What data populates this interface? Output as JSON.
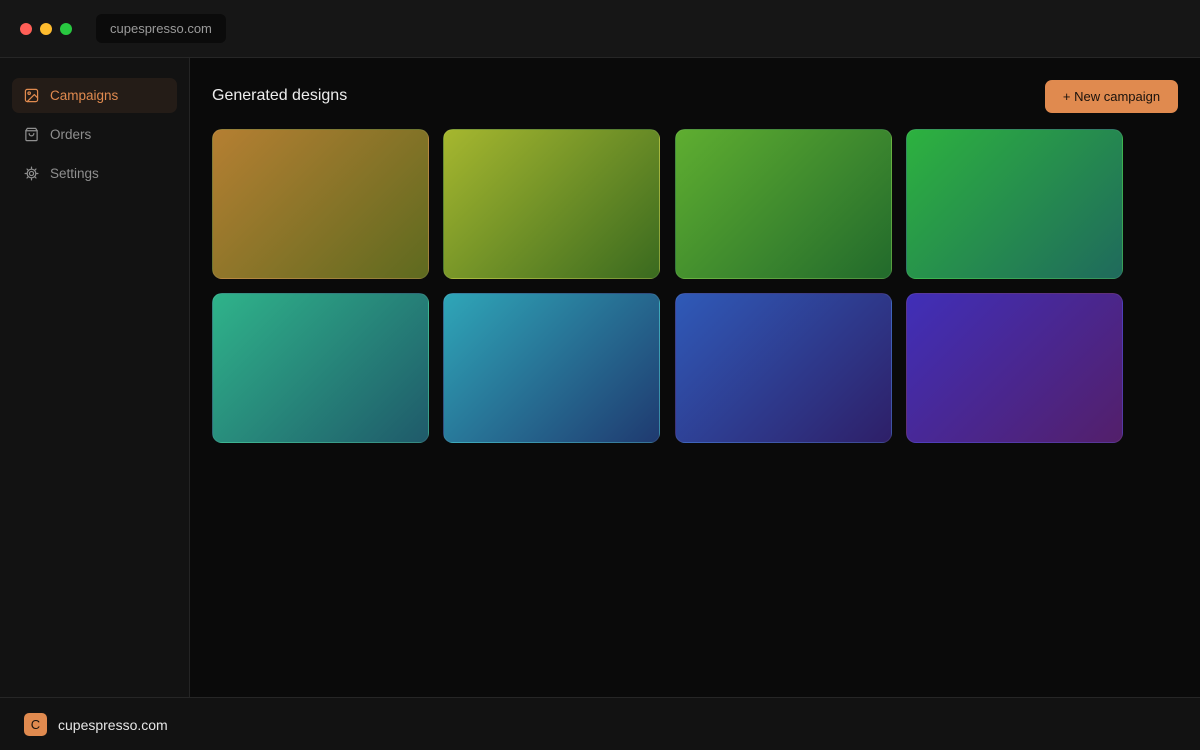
{
  "window": {
    "url": "cupespresso.com"
  },
  "sidebar": {
    "items": [
      {
        "label": "Campaigns",
        "icon": "image-icon",
        "active": true
      },
      {
        "label": "Orders",
        "icon": "shopping-bag-icon",
        "active": false
      },
      {
        "label": "Settings",
        "icon": "gear-icon",
        "active": false
      }
    ]
  },
  "main": {
    "title": "Generated designs",
    "new_button_label": "+ New campaign",
    "designs": [
      {
        "from": "#b57f32",
        "to": "#5e6a1f"
      },
      {
        "from": "#a6b72f",
        "to": "#3a6a1f"
      },
      {
        "from": "#5fae30",
        "to": "#226a2c"
      },
      {
        "from": "#2db23f",
        "to": "#1f6a5c"
      },
      {
        "from": "#2fb38a",
        "to": "#1f5a6a"
      },
      {
        "from": "#2fa6b8",
        "to": "#1f3a70"
      },
      {
        "from": "#2f5ab8",
        "to": "#2e1f68"
      },
      {
        "from": "#402fb8",
        "to": "#531f6a"
      }
    ]
  },
  "footer": {
    "logo_letter": "C",
    "site": "cupespresso.com"
  },
  "colors": {
    "accent": "#e08a4f",
    "background": "#0a0a0a",
    "sidebar": "#121212"
  }
}
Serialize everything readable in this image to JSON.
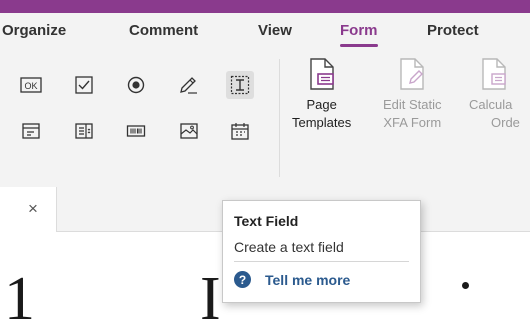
{
  "menu": {
    "items": [
      {
        "label": "Organize"
      },
      {
        "label": "Comment"
      },
      {
        "label": "View"
      },
      {
        "label": "Form"
      },
      {
        "label": "Protect"
      }
    ],
    "active": "Form"
  },
  "ribbon": {
    "tools": {
      "ok_label": "OK",
      "icons": [
        "push-button-icon",
        "check-box-icon",
        "radio-button-icon",
        "signature-field-icon",
        "text-field-icon",
        "combo-box-icon",
        "list-box-icon",
        "barcode-icon",
        "image-field-icon",
        "date-field-icon"
      ]
    },
    "page_templates": {
      "line1": "Page",
      "line2": "Templates"
    },
    "edit_static_xfa": {
      "line1": "Edit Static",
      "line2": "XFA Form"
    },
    "calculate_order": {
      "line1": "Calcula",
      "line2": "Orde"
    }
  },
  "tooltip": {
    "title": "Text Field",
    "description": "Create a text field",
    "help_icon": "?",
    "help_label": "Tell me more"
  },
  "document": {
    "tab_close": "×",
    "big_text_left": "1",
    "big_text_right": "I"
  },
  "colors": {
    "accent": "#8a3a8d",
    "ribbon_bg": "#f3f3f3",
    "help_blue": "#2b5a8e"
  }
}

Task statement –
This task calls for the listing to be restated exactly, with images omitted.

Exercise answer –
What data populates this interface? Output as JSON.
{
  "window": {
    "url": "cupespresso.com"
  },
  "sidebar": {
    "items": [
      {
        "label": "Campaigns",
        "icon": "image-icon",
        "active": true
      },
      {
        "label": "Orders",
        "icon": "shopping-bag-icon",
        "active": false
      },
      {
        "label": "Settings",
        "icon": "gear-icon",
        "active": false
      }
    ]
  },
  "main": {
    "title": "Generated designs",
    "new_button_label": "+ New campaign",
    "designs": [
      {
        "from": "#b57f32",
        "to": "#5e6a1f"
      },
      {
        "from": "#a6b72f",
        "to": "#3a6a1f"
      },
      {
        "from": "#5fae30",
        "to": "#226a2c"
      },
      {
        "from": "#2db23f",
        "to": "#1f6a5c"
      },
      {
        "from": "#2fb38a",
        "to": "#1f5a6a"
      },
      {
        "from": "#2fa6b8",
        "to": "#1f3a70"
      },
      {
        "from": "#2f5ab8",
        "to": "#2e1f68"
      },
      {
        "from": "#402fb8",
        "to": "#531f6a"
      }
    ]
  },
  "footer": {
    "logo_letter": "C",
    "site": "cupespresso.com"
  },
  "colors": {
    "accent": "#e08a4f",
    "background": "#0a0a0a",
    "sidebar": "#121212"
  }
}
Serialize everything readable in this image to JSON.
{
  "menu": {
    "items": [
      {
        "label": "Organize"
      },
      {
        "label": "Comment"
      },
      {
        "label": "View"
      },
      {
        "label": "Form"
      },
      {
        "label": "Protect"
      }
    ],
    "active": "Form"
  },
  "ribbon": {
    "tools": {
      "ok_label": "OK",
      "icons": [
        "push-button-icon",
        "check-box-icon",
        "radio-button-icon",
        "signature-field-icon",
        "text-field-icon",
        "combo-box-icon",
        "list-box-icon",
        "barcode-icon",
        "image-field-icon",
        "date-field-icon"
      ]
    },
    "page_templates": {
      "line1": "Page",
      "line2": "Templates"
    },
    "edit_static_xfa": {
      "line1": "Edit Static",
      "line2": "XFA Form"
    },
    "calculate_order": {
      "line1": "Calcula",
      "line2": "Orde"
    }
  },
  "tooltip": {
    "title": "Text Field",
    "description": "Create a text field",
    "help_icon": "?",
    "help_label": "Tell me more"
  },
  "document": {
    "tab_close": "×",
    "big_text_left": "1",
    "big_text_right": "I"
  },
  "colors": {
    "accent": "#8a3a8d",
    "ribbon_bg": "#f3f3f3",
    "help_blue": "#2b5a8e"
  }
}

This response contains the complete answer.